On February 18, 1972, Cascade Airways Flight 325, a Beech 99 operating Seattle-Walla Walla-Pullman-Spokane, crashed in fog at 9:42 pm PST during its instrument approach to Spokane International Airport, and came to rest in a muddy field less than 2 miles (3 km) southwest of the runway. Two passengers and two crew were aboard, and all survived with minor injuries. The pilot, Lee M. Leslie of Spokane, walked from the crash site to a nearby service station to report it.[17] The crash site was about 200 yards (180 m) from the Medical Lake exit (#272) of Interstate 90 and the landing gear of the plane was extended.[18] Due to fog the flight had stopped in Pasco rather than Walla Walla.[17]

On June 20, 1969, less than two weeks after commencing flights, Cascade Airways Beech 99 N2550A, operating on a cargo flight with no passengers lost power on takeoff and crashed at Pasco Airport, killing both crew members. The pilot was company vice president Vaughn Gundlach, age 35, and the co-pilot was Doug Thomson, 24.[18][19][20]

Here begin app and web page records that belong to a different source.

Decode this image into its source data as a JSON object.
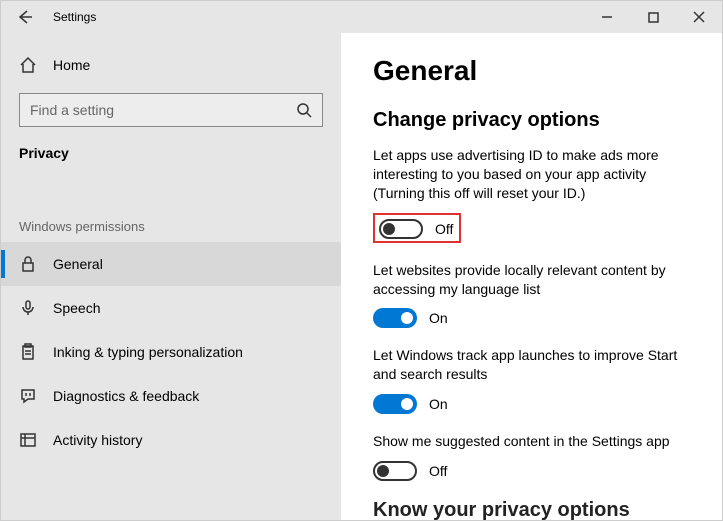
{
  "window": {
    "title": "Settings"
  },
  "sidebar": {
    "home": "Home",
    "searchPlaceholder": "Find a setting",
    "category": "Privacy",
    "groupLabel": "Windows permissions",
    "items": [
      {
        "label": "General"
      },
      {
        "label": "Speech"
      },
      {
        "label": "Inking & typing personalization"
      },
      {
        "label": "Diagnostics & feedback"
      },
      {
        "label": "Activity history"
      }
    ]
  },
  "main": {
    "title": "General",
    "sectionTitle": "Change privacy options",
    "settings": [
      {
        "desc": "Let apps use advertising ID to make ads more interesting to you based on your app activity (Turning this off will reset your ID.)",
        "state": "Off"
      },
      {
        "desc": "Let websites provide locally relevant content by accessing my language list",
        "state": "On"
      },
      {
        "desc": "Let Windows track app launches to improve Start and search results",
        "state": "On"
      },
      {
        "desc": "Show me suggested content in the Settings app",
        "state": "Off"
      }
    ],
    "cutTitle": "Know your privacy options"
  }
}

References[edit]

  1. ^ a b "New service by Cascade Airways set". Spokesman-Review. June 5, 1969. p. 7. 
  2. ^ "Cascade Airways to start commuter flights June 2". Spokesman-Review. May 15, 1969. p. 9. 
  3. ^ a b "Cascade files suit against Horizon". Idahonian. Moscow, Idaho. Associated Press. June 16, 1988. p. 5A. 
  4. ^ Sallquist, Bill (August 1, 1985). "Horizon buying Cascade". Spokane Chronicle. p. A1. 
  5. ^ Thorpe, Norman (January 5, 1986). "Cascade Airways casts thin shadow". Spokesman-Review. p. D1. 
  6. ^ "Cascade may be history: Horizon pulls out of deal". (Bend) Bulletin. UPI. March 9, 1986. p. A6. 
  7. ^ Bartel, Frank (March 7, 1986). "Cascade halts flights to 10 cities in region". Spokane Chronicle. p. 1. 
  8. ^ Sallquist, Bill (June 25, 1986). "Trustee looks at Cascade, Horizon suit". Spokesman-Review. p. B1. 
  9. ^ http://www.cascadeairways.com, Oct. 15, 1984 & April 4, 1985 Cascade Airways system timetables
  10. ^ http://www.departedflights.com, July 15, 1982 Cascade Airways route map
  11. ^ Harrelll, Sylvia (August 23, 1978). "Cascade has second thoughts about new turbo-prop planes". Lewiston Morning Tribune. p. 16A. 
  12. ^ Harris, John (January 21, 1981). "Cascade air crash kills seven". Spokesman-Review. p. A1. 
  13. ^ NTSB Accident Report NTSB-AR-81-11, July 21, 1981
  14. ^ Allen, Rob (October 25, 1978). "Cascade Air to take over Columbia Pacific's lines". Spokesman-Review. p. 21. 
  15. ^ "17 persons dead in Richland crash". Spokane Daily Chronicle. Associated Press. February 11, 1978. p. 1. 
  16. ^ NTSB Accident Report NTSB-AR-78-15, December 21, 1978
  17. ^ a b "4 escape crash". Spokane Daily Chronicle. February 19, 1972. p. 1. 
  18. ^ a b Burnett, Tom (February 19, 1972). "Crash landing injures 4". Spokesman-Review. p. 1. 
  19. ^ Sher, Jeff (January 21, 1981). "Cascade's record 'one of the best in nation'". Spokesman-Review. p. A10. 
  20. ^ "Officials seeking cause of Pasco airliner crash". Spokesman-Review. June 22, 1969. p. 21. 

External links[edit]